We knew before the day Jacob was born that we wouldn’t be taking him home straight away. In fact, Jacob would need major surgery the very next day, and he would spend the first three weeks of his life recovering in Leeds Children’s Hospital. We were frustrated to say the least – like any other first-time parents all we wanted to do was take our newborn baby home.
Because of the complex surgery, I had to give birth to Jacob in Leeds – at least half an hour’s drive from our home in Bradford. It would’ve been so easy for the panic to set in about how my husband, Nathan, and I would be able to stay near our son, but fortunately we were told about Eckersley House.

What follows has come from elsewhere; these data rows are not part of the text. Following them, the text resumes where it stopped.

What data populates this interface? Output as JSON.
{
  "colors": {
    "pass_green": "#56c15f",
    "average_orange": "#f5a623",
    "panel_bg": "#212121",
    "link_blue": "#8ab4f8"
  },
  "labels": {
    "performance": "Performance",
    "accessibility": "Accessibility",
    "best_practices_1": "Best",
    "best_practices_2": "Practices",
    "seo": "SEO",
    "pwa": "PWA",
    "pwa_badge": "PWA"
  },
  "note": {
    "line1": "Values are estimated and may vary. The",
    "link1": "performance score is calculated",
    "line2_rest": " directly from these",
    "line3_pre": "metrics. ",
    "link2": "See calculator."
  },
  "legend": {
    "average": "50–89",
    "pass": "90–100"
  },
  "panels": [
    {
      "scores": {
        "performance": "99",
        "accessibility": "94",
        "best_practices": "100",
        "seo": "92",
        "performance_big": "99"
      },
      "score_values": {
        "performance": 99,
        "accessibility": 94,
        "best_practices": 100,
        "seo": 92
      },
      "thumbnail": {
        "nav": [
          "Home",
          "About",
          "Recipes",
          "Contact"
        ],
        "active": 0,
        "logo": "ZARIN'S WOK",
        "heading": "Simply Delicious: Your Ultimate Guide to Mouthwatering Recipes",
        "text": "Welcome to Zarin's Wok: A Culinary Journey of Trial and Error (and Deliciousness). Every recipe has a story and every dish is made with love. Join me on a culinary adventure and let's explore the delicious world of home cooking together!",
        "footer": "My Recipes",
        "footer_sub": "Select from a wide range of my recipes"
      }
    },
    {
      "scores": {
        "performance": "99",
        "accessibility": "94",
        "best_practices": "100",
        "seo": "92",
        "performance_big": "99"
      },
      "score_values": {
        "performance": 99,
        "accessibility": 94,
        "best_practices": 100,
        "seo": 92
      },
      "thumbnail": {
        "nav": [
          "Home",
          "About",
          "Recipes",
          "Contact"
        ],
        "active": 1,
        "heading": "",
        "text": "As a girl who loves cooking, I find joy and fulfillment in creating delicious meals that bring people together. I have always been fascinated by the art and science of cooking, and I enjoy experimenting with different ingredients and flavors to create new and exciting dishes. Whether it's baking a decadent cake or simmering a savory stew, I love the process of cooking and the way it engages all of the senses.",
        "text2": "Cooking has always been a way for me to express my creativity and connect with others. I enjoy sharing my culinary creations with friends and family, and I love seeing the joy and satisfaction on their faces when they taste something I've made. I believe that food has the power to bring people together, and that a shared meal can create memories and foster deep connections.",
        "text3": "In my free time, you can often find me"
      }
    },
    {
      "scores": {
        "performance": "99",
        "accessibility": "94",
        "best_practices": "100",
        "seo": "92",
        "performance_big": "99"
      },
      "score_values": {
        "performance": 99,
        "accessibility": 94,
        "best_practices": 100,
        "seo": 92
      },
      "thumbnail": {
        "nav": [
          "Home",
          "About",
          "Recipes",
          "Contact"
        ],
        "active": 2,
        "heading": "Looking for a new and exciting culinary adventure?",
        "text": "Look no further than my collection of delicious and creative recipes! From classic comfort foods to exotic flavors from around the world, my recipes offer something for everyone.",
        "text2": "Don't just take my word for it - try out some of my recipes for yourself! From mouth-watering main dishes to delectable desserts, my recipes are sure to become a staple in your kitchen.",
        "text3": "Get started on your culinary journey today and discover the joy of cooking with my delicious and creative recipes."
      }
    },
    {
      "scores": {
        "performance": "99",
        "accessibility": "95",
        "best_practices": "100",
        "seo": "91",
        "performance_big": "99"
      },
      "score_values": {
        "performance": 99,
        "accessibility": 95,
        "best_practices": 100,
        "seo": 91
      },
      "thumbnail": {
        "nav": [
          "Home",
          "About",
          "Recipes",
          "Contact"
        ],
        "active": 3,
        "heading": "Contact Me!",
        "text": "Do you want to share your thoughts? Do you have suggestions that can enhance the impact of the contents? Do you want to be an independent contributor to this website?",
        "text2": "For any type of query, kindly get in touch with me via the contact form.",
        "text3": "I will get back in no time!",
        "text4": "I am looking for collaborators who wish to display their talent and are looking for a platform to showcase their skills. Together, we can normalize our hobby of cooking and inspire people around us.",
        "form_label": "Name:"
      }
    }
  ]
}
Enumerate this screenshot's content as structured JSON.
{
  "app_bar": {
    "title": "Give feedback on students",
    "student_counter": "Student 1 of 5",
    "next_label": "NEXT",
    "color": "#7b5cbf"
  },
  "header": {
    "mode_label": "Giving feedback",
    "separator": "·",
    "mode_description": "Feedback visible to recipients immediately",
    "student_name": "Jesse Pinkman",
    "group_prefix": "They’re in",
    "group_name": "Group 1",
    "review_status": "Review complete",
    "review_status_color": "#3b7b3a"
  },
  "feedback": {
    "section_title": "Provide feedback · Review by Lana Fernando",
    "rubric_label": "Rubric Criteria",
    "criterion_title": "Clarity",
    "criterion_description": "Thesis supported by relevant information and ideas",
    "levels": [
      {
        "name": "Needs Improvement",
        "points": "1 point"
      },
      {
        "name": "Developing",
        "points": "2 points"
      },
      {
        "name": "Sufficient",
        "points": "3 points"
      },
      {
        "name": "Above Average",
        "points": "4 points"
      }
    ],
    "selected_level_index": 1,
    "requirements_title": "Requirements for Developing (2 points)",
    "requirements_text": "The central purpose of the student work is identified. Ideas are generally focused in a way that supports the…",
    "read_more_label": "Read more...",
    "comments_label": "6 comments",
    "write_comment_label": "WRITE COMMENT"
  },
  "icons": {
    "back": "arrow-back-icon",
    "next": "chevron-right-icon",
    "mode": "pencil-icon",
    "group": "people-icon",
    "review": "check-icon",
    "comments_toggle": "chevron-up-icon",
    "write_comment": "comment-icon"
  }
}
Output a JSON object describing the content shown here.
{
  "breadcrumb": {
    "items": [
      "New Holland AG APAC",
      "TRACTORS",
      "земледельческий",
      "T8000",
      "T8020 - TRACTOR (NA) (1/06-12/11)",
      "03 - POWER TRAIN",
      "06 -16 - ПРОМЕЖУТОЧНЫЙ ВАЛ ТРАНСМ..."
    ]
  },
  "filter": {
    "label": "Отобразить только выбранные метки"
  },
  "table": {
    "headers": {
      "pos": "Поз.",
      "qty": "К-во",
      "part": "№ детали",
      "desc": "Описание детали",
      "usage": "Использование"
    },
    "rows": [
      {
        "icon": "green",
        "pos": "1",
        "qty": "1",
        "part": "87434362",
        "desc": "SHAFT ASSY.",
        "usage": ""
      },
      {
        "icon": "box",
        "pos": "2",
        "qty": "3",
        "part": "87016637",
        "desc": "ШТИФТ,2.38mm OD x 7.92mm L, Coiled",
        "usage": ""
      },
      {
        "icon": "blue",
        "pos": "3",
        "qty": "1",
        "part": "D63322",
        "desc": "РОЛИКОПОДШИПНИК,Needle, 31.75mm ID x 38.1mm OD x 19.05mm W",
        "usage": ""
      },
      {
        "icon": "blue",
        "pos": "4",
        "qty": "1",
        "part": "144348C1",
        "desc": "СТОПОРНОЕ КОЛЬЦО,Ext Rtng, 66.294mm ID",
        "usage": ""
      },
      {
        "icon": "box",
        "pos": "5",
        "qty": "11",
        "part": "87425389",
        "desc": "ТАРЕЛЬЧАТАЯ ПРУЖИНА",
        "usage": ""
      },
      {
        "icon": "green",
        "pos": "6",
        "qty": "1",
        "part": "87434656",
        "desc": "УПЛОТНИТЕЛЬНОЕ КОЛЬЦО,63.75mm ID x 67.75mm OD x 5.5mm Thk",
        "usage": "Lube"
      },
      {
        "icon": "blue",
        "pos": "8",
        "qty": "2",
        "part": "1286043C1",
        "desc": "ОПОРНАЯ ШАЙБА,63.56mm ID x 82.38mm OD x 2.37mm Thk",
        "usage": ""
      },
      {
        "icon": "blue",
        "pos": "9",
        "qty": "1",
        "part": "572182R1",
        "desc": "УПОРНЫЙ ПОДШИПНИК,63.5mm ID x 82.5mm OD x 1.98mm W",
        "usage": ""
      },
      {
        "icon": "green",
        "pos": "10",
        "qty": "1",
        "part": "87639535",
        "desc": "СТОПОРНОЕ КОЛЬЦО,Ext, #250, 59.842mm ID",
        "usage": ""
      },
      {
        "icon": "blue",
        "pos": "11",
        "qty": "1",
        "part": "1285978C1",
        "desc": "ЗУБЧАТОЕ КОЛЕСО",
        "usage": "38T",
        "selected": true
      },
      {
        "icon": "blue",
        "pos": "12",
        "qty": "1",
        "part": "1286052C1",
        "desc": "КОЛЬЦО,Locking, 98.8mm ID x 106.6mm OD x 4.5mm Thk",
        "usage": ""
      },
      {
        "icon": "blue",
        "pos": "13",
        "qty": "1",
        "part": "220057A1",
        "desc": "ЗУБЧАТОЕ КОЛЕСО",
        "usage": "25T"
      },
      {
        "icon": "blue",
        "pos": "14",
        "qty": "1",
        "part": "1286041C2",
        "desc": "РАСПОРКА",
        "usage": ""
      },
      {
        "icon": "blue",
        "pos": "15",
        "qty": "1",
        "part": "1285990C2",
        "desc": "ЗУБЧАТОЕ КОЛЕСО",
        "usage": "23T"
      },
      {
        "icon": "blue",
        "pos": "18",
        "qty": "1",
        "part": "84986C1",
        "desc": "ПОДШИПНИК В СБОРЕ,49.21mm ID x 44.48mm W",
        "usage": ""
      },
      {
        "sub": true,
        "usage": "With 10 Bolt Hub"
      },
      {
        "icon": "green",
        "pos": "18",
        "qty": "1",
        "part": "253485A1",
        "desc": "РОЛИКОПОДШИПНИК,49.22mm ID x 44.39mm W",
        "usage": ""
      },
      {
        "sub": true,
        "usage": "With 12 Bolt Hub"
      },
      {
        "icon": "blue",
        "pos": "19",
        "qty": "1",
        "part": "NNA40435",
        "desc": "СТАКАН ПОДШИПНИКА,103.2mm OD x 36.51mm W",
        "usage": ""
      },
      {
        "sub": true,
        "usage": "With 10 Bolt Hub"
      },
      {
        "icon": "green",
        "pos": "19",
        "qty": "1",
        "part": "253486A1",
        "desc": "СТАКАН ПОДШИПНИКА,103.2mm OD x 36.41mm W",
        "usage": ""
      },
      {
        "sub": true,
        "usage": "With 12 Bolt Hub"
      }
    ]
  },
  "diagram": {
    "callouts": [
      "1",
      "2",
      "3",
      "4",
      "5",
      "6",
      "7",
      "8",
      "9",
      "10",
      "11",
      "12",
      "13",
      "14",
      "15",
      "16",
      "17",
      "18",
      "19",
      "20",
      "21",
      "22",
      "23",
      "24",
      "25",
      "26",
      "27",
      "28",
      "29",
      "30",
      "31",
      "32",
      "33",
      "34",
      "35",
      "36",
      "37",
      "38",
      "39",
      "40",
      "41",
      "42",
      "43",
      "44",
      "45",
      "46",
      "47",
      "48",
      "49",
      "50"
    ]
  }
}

Eckersley House is free ‘Home from Home’ accommodation run by The Sick Children’s Trust and although we couldn’t book a room for Jacob’s arrival date, we were just relieved to know there was a chance that we could be close to him. Neither of us could imagine being separated from each other or our baby boy – especially when he had so much to go through during his first few days.
At a pregnancy scan, we were told that Jacob had myelomeningocele – a form of spina bifida. In the first trimester of my pregnancy, Jacob’s neural tube (brain and spinal cord) failed to close and the neural tissue was exposed through his back. Without protective covering of the skin, the spinal cord becomes damaged and spinal fluid often leaks. Therefore, Jacob needed an operation as soon as possible to avoid any further damage. At this stage, we were told the worst case scenario. Everything that could go wrong. Jacob might not ever crawl, walk or even be able to sit up. It was difficult to listen to the challenges he’d face and possible surgeries throughout his life. But there was no way we were ever going to give up on him. Whatever challenges we were faced with, he was our baby and we were in it together.
Eckersley House has been a lifesaver for us, as it has for many other families. In the early days, it was particularly hard for me seeing other parents taking home their babies, especially while we’d be spending hours upon hours by Jacob’s side. Not only did he need an operation to put his spinal cord back into the spinal canal, he had developed hydrocephalus. Fluid had built up on his brain, causing too much pressure and he needed a shunt fitted to divert the fluid. By having a room in Eckersley House we realised we were not the only ones unable to take our child home, we were surrounded by other families in similar situations. We no longer felt so alone.
If it wasn’t for The Sick Children’s Trust we would’ve had to pay for a hotel room nearby. But even that would’ve felt like a long way from Jacob’s side. At Eckersley House we were never more than a few minutes away – no matter what time of day or night we could be with our son in an instant. I remember once in the middle of the night saying to Nathan that I just wanted to see Jacob and as quick as a flash I was there by his hospital side. To have that access to your child in hospital is so important and something every parent with a seriously ill child should have.
We’ve been supported by The Sick Children’s Trust on two occasions. The last time was in October when Jacob had to go in for an operation. It was very different this time as Jacob was older and a bit more active – he just wanted to play! Eckerlsey House was great as we could take him over to the playroom and finish off the afternoon with a family meal in the kitchen before taking him back to his hospital bed and kissing him goodnight.
We would love to repay The Sick Children’s Trust for its support. Not only has it been a ‘Home from Home’ for me and Nathan, it’s became one to our wider family. On the wards, you can only have two visitors at a time so we would often take Jacob’s grandparents over to Eckersley House. We could do the things that we would’ve been doing had we been in our own home, like sitting down for a cup of tea and having a chat.
Our family, and friends, have been so amazed with the support we’ve received from The Sick Children’s Trust that they’re raising money for the charity. One of our closest friends ran the Leeds Marathon to raise money for Eckersley House and Jacob’s Nana has asked for donations to be made, rather than receiving birthday presents. We’re touched by their generosity as we know the difference it will make to other families.
Jacob is 19 months old now and has had four major surgeries but he’s defied all the odds set against him. At times it really has been hard, but we feel so lucky with Jacob – he’s doing so well. He’s crawling and really trying to walk now which is more than anyone ever expected of him. It’s a world away from what we were being prepared for. He’s a cheeky little monkey – but he’s our monkey and we wouldn’t have it any other way.
Gabi Matthews, Jacob’s mum